=== Section Start ===

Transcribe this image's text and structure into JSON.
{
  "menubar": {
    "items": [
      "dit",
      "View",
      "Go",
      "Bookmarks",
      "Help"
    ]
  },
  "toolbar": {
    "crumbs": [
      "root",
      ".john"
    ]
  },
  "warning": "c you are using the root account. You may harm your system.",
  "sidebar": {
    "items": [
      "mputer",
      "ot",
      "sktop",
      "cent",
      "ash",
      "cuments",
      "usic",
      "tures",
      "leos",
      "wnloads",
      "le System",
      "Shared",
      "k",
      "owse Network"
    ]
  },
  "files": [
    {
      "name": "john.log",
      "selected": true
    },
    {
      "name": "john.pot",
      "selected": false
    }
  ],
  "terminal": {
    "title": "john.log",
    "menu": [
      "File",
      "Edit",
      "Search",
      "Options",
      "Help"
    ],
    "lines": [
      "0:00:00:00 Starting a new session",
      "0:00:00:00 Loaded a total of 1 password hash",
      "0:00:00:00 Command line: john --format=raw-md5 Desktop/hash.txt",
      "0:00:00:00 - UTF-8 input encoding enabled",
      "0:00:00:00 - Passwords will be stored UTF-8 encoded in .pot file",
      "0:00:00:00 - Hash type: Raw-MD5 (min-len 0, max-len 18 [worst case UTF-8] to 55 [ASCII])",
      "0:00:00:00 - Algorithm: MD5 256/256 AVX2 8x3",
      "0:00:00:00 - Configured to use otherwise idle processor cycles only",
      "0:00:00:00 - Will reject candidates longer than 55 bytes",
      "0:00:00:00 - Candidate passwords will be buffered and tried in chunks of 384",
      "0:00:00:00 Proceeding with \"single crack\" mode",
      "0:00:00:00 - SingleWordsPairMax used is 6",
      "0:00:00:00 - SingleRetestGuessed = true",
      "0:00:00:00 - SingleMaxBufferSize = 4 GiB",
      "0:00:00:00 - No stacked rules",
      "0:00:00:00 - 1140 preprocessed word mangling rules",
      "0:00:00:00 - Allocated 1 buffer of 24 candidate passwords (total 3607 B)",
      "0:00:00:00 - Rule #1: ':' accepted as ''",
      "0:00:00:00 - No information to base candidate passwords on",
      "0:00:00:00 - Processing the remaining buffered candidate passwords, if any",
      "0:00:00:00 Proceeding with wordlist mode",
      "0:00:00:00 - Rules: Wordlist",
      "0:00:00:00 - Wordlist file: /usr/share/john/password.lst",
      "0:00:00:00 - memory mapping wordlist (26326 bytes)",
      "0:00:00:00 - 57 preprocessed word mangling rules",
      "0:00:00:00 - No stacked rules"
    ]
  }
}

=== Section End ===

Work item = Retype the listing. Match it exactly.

Task solution =
Transcribe this image's text and structure into JSON.
{
  "menubar": {
    "items": [
      "dit",
      "View",
      "Go",
      "Bookmarks",
      "Help"
    ]
  },
  "toolbar": {
    "crumbs": [
      "root",
      ".john"
    ]
  },
  "warning": "c you are using the root account. You may harm your system.",
  "sidebar": {
    "items": [
      "mputer",
      "ot",
      "sktop",
      "cent",
      "ash",
      "cuments",
      "usic",
      "tures",
      "leos",
      "wnloads",
      "le System",
      "Shared",
      "k",
      "owse Network"
    ]
  },
  "files": [
    {
      "name": "john.log",
      "selected": true
    },
    {
      "name": "john.pot",
      "selected": false
    }
  ],
  "terminal": {
    "title": "john.log",
    "menu": [
      "File",
      "Edit",
      "Search",
      "Options",
      "Help"
    ],
    "lines": [
      "0:00:00:00 Starting a new session",
      "0:00:00:00 Loaded a total of 1 password hash",
      "0:00:00:00 Command line: john --format=raw-md5 Desktop/hash.txt",
      "0:00:00:00 - UTF-8 input encoding enabled",
      "0:00:00:00 - Passwords will be stored UTF-8 encoded in .pot file",
      "0:00:00:00 - Hash type: Raw-MD5 (min-len 0, max-len 18 [worst case UTF-8] to 55 [ASCII])",
      "0:00:00:00 - Algorithm: MD5 256/256 AVX2 8x3",
      "0:00:00:00 - Configured to use otherwise idle processor cycles only",
      "0:00:00:00 - Will reject candidates longer than 55 bytes",
      "0:00:00:00 - Candidate passwords will be buffered and tried in chunks of 384",
      "0:00:00:00 Proceeding with \"single crack\" mode",
      "0:00:00:00 - SingleWordsPairMax used is 6",
      "0:00:00:00 - SingleRetestGuessed = true",
      "0:00:00:00 - SingleMaxBufferSize = 4 GiB",
      "0:00:00:00 - No stacked rules",
      "0:00:00:00 - 1140 preprocessed word mangling rules",
      "0:00:00:00 - Allocated 1 buffer of 24 candidate passwords (total 3607 B)",
      "0:00:00:00 - Rule #1: ':' accepted as ''",
      "0:00:00:00 - No information to base candidate passwords on",
      "0:00:00:00 - Processing the remaining buffered candidate passwords, if any",
      "0:00:00:00 Proceeding with wordlist mode",
      "0:00:00:00 - Rules: Wordlist",
      "0:00:00:00 - Wordlist file: /usr/share/john/password.lst",
      "0:00:00:00 - memory mapping wordlist (26326 bytes)",
      "0:00:00:00 - 57 preprocessed word mangling rules",
      "0:00:00:00 - No stacked rules"
    ]
  }
}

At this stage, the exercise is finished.